Megabyte – A "command and conquer, infectious" computer virus, the series' main villain. Megabyte is an "Order Virus", he came from the virus known as Kilobyte and when merged with his sister Hexadecimal, they form an more powerful virus called Gigabyte. Hexadecimal – Megabyte's sister is a "chaotic" computer virus whose face is represented by a series of masks, each portraying a different emotion. Mouse – A freelance hacker, mentioned briefly. Mouse switches sides to join Dot and Enzo. Together they defend Mainframe when Bob is trapped in "The Web". Hack & Slash – Comic-relief bumblers, they are two most seen henchmen in Megabyte's employ. During the third season they switch sides and join the COMMAND. COM side of Mainframe. Ray Tracer – A web surfer that helps Matrix and Bob return to Mainframe, becomes romantically linked to Mouse. Mike the TV – A walking TV that aids and hinders the heroes. Mike the TV is shown speaking in a commercial narration-like voice. Bob – Michael Benyaer Bob, Glitch Bob – Ian James Corlett Dot Matrix, Princess Bula, System Voice – Kathleen Barr Enzo Matrix – Jesse Moss, Matthew Sinclair, Christopher Gray, Danny McKinnon Welman Matrix – Dale Wilson Matrix – Paul Dobson Enzo Matrix – Christopher Gray, Giacomo Baessato Megabyte – Tony Jay Hexadecimal – Shirley Millner AndrAIa – Andrea Libman AndrAIa – Sharon Alexander Phong, Mike the TV, Cecil, Al – Michael Donovan Mouse, Rocky the Raccoon – Stevie Vallance Ray Tracer – Donal Gibson Captain Capacitor, Old Man Pearson – Long John Baldry Slash, Turbo, Mr. Mitchell, Herr Doktor, Cyrus, Al's Waiter – Garry Chalk Hack – Phil Hayes Hack, Praying Mantis Virus – Scott McNeil Daemon – Colombe Demers Daecon – Richard Newman Killabyte, Gigabyte – Blu Mankuma Gigagirl, Copygirl – Venus Terzo Spectral Leader – David Kaye Hue Branch – Christopher Gaze Lens – Don Brown Maxine – Janyse Jaud Various – Brad Bent ReBoot was conceived in 1980 by the British creative collective The Hub, made up of John Grace, Ian Pearson, Gavin Blair, Phil Mitchell.

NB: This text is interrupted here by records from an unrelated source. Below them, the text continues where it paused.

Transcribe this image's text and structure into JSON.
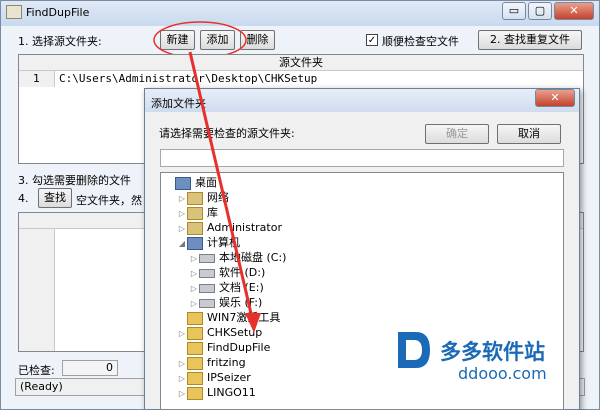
{
  "window": {
    "title": "FindDupFile",
    "min_label": "▭",
    "max_label": "▢",
    "close_label": "✕"
  },
  "main": {
    "step1_label": "1. 选择源文件夹:",
    "btn_new": "新建",
    "btn_add": "添加",
    "btn_delete": "删除",
    "check_empty_label": "顺便检查空文件",
    "check_empty_checked": "✓",
    "btn_find_dup": "2. 查找重复文件",
    "grid": {
      "header": "源文件夹",
      "rows": [
        {
          "num": "1",
          "path": "C:\\Users\\Administrator\\Desktop\\CHKSetup"
        }
      ]
    },
    "step3_label": "3. 勾选需要删除的文件",
    "step4_label": "4.",
    "btn_find": "查找",
    "empty_folder_text": "空文件夹，然",
    "checked_label": "已检查:",
    "checked_value": "0",
    "status_text": "(Ready)"
  },
  "dialog": {
    "title": "添加文件夹",
    "close_label": "✕",
    "prompt": "请选择需要检查的源文件夹:",
    "btn_ok": "确定",
    "btn_cancel": "取消",
    "path_value": "",
    "tree": [
      {
        "label": "桌面",
        "icon": "desktop-icon",
        "level": 0,
        "expander": ""
      },
      {
        "label": "网络",
        "icon": "network-icon",
        "level": 1,
        "expander": "▷"
      },
      {
        "label": "库",
        "icon": "library-icon",
        "level": 1,
        "expander": "▷"
      },
      {
        "label": "Administrator",
        "icon": "user-icon",
        "level": 1,
        "expander": "▷"
      },
      {
        "label": "计算机",
        "icon": "computer-icon",
        "level": 1,
        "expander": "◢"
      },
      {
        "label": "本地磁盘 (C:)",
        "icon": "drive-icon",
        "level": 2,
        "expander": "▷"
      },
      {
        "label": "软件 (D:)",
        "icon": "drive-icon",
        "level": 2,
        "expander": "▷"
      },
      {
        "label": "文档 (E:)",
        "icon": "drive-icon",
        "level": 2,
        "expander": "▷"
      },
      {
        "label": "娱乐 (F:)",
        "icon": "drive-icon",
        "level": 2,
        "expander": "▷"
      },
      {
        "label": "WIN7激活工具",
        "icon": "folder-icon",
        "level": 1,
        "expander": ""
      },
      {
        "label": "CHKSetup",
        "icon": "folder-icon",
        "level": 1,
        "expander": "▷"
      },
      {
        "label": "FindDupFile",
        "icon": "folder-icon",
        "level": 1,
        "expander": ""
      },
      {
        "label": "fritzing",
        "icon": "folder-icon",
        "level": 1,
        "expander": "▷"
      },
      {
        "label": "IPSeizer",
        "icon": "folder-icon",
        "level": 1,
        "expander": "▷"
      },
      {
        "label": "LINGO11",
        "icon": "folder-icon",
        "level": 1,
        "expander": "▷"
      }
    ]
  },
  "watermark": {
    "brand": "多多软件站",
    "url": "ddooo.com"
  },
  "colors": {
    "annotation_red": "#e8302a",
    "watermark_blue": "#1a6ab8"
  }
}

The latter two moved to Vancouver to develop the series there. Pearson and Blair by this time had created some of the first seen CGI characters, in the Dire Straits music video "Money for Nothing". However, technology was not yet advanced enough to make the show in the desired way. 3D animation tests began in earnest in 1990 and ReBoot had achieved its detailed look by 1991. Production continued on future episodes and the show aired in 1994 after enough episodes had been produced; this was a painstaking process, as no other company had at this time worked on a 3D animation project of this scale. Furthermore, the software used was new to all in the company. ReBoot was created on Silicon Graphics workstations using Softimage Creative Environment software; the show's early jokes at the expense of Board of Standards and Practices came from frustration encountered by the show's makers brought about by an abundance of script and editing changes that were imposed upon Mainframe before episodes were allowed to air.
These changes were all aimed at making the show "appropriate" for kids, to prevent the slightest appearance of "inappropriate" content, i